ASSIGNED TASK:
Lines holding the string "movies" are the ones to copy; find them all in the data.

Interface dataset entries
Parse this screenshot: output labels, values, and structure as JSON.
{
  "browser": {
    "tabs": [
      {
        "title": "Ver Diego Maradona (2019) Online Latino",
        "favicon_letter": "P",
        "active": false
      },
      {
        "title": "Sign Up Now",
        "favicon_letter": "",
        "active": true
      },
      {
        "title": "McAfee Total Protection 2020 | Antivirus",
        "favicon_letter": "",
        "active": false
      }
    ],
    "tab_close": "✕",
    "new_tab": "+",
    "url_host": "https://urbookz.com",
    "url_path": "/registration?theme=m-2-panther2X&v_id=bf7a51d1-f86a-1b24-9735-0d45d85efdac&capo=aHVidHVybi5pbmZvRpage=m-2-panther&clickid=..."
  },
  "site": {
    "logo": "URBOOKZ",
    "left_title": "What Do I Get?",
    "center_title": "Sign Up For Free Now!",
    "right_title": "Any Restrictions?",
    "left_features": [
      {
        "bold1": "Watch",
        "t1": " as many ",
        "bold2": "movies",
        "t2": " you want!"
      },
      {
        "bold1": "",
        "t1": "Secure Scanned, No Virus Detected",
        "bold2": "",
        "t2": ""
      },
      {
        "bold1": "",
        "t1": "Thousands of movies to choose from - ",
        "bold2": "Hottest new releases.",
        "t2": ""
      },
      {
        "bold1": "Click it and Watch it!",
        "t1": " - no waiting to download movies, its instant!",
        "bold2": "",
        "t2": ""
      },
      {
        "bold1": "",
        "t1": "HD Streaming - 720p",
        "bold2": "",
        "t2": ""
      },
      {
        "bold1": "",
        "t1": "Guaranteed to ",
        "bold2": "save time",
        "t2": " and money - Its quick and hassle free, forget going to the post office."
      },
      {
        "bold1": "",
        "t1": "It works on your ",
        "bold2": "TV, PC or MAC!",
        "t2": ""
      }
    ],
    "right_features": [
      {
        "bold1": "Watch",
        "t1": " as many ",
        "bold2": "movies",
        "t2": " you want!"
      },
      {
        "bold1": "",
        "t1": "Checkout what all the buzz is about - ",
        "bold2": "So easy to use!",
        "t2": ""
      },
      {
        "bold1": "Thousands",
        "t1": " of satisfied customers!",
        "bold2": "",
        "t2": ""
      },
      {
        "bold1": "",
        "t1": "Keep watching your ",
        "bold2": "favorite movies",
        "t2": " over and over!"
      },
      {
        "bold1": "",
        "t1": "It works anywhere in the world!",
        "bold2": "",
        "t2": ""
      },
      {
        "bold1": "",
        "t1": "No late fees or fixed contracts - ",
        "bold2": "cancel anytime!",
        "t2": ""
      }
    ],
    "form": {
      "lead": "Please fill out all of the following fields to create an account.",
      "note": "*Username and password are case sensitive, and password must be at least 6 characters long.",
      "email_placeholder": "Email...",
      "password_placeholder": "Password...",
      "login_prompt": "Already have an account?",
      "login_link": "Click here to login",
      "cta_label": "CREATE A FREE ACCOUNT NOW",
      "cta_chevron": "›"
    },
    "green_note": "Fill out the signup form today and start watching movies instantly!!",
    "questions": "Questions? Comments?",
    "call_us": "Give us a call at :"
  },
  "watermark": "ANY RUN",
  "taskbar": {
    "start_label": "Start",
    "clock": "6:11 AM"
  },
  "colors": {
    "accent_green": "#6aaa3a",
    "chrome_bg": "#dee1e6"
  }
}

WRITTEN RESPONSE:
        "bold2": "movies",
        "t1": "Thousands of movies to choose from - ",
        "t1": " - no waiting to download movies, its instant!",
        "bold2": "movies",
        "bold2": "favorite movies",
    "green_note": "Fill out the signup form today and start watching movies instantly!!",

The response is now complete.